[Start of Attachment]

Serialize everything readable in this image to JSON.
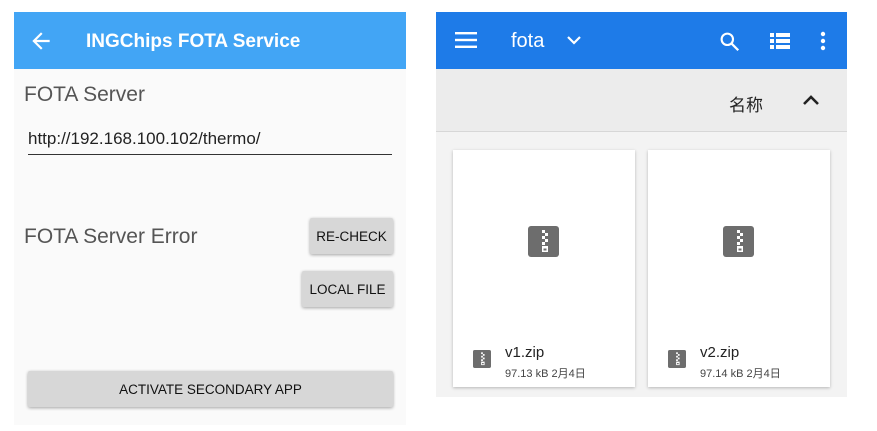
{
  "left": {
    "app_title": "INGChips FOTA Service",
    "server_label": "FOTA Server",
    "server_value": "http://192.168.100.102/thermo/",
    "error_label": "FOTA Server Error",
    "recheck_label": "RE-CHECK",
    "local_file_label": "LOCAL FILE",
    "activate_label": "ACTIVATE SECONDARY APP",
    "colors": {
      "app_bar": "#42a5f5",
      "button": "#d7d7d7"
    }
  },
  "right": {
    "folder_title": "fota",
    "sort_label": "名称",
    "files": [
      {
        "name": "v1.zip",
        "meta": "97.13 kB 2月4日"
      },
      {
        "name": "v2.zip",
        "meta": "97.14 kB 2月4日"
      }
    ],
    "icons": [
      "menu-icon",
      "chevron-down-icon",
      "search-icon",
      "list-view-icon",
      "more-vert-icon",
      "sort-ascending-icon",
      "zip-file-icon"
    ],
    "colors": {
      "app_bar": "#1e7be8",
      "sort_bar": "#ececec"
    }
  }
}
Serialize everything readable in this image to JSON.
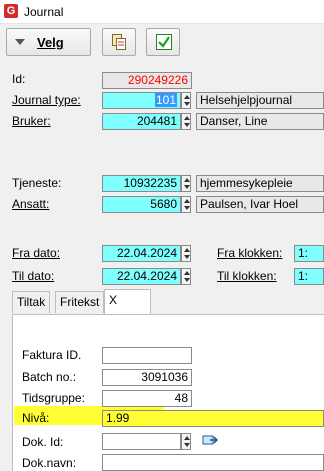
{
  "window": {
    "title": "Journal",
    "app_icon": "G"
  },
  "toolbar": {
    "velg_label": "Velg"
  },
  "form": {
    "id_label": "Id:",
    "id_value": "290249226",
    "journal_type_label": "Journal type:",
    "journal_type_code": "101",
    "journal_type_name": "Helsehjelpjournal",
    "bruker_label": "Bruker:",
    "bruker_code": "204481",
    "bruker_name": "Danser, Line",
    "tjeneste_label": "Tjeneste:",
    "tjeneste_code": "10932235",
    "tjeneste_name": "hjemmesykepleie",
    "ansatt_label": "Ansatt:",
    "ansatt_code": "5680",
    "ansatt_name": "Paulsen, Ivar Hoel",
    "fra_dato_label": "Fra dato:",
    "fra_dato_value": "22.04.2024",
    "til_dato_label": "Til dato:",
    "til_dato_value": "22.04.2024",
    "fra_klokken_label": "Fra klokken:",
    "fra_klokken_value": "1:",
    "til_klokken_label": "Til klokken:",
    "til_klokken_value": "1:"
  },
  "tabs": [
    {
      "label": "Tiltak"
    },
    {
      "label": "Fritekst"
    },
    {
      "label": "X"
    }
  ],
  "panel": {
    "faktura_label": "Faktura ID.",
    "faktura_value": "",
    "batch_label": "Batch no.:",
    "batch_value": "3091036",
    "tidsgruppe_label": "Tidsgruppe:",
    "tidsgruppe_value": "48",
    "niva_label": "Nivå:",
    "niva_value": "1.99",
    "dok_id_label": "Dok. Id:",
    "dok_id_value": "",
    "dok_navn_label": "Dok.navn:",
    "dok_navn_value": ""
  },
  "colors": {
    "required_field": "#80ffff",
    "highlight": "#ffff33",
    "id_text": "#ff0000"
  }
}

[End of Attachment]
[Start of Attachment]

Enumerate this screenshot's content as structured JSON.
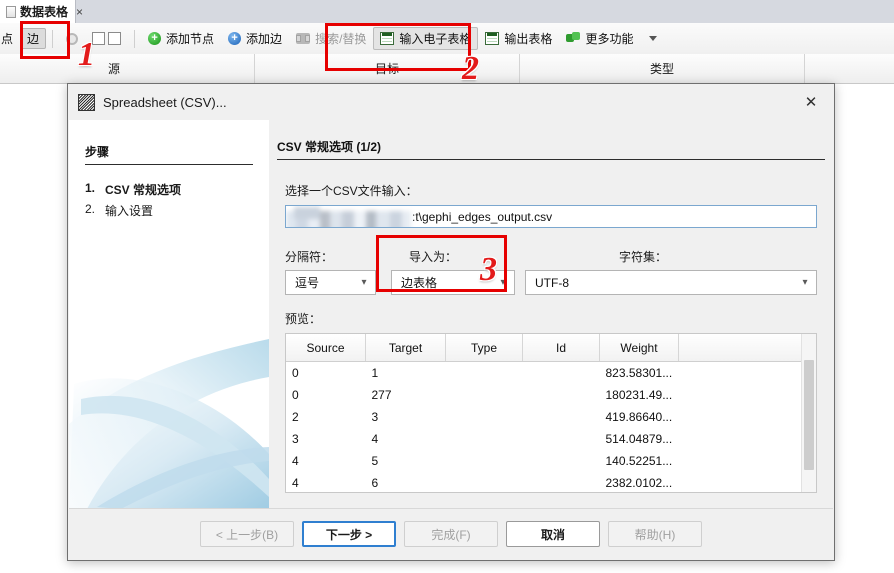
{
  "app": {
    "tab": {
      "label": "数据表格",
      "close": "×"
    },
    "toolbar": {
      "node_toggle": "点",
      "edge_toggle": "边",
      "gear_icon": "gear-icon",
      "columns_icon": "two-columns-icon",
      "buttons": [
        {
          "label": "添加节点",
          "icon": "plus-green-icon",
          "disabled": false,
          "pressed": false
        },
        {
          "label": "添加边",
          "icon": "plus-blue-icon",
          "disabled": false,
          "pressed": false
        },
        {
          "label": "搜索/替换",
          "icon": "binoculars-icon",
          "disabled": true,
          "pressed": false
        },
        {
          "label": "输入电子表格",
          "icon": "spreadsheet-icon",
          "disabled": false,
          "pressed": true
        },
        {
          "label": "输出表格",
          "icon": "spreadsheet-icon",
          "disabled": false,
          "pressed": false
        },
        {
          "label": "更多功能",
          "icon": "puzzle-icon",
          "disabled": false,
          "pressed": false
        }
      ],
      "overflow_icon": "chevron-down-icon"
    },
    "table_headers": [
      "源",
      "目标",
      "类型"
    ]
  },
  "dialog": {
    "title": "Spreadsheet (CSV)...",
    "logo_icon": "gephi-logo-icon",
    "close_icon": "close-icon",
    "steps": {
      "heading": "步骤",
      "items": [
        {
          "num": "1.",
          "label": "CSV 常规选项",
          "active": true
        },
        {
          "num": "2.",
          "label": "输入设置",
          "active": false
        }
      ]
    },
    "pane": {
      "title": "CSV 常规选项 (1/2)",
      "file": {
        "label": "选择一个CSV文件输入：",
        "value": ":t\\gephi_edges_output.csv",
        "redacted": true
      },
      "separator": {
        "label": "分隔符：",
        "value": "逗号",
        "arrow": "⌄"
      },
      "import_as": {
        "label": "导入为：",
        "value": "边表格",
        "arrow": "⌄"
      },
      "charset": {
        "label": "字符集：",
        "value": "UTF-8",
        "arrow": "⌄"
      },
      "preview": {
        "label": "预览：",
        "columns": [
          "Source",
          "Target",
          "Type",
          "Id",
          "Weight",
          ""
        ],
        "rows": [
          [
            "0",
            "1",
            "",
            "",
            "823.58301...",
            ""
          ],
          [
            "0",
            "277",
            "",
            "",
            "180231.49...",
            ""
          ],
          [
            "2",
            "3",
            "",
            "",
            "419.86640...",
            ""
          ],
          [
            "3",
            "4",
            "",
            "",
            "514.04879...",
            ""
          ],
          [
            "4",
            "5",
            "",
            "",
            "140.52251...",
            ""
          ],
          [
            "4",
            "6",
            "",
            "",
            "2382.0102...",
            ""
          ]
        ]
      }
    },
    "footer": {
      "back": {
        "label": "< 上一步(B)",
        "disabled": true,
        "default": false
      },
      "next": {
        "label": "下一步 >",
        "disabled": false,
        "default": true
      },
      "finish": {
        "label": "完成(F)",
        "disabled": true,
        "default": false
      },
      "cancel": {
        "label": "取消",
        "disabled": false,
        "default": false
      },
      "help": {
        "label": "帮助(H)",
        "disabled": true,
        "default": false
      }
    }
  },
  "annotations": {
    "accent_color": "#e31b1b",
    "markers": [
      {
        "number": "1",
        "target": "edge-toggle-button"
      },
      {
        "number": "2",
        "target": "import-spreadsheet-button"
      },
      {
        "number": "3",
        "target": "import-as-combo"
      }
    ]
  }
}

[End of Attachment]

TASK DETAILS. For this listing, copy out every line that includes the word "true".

TASK OUTPUT.
          "disabled": true,
          "pressed": true
          "active": true
        "redacted": true
        "disabled": true,
        "default": true
        "disabled": true,
        "disabled": true,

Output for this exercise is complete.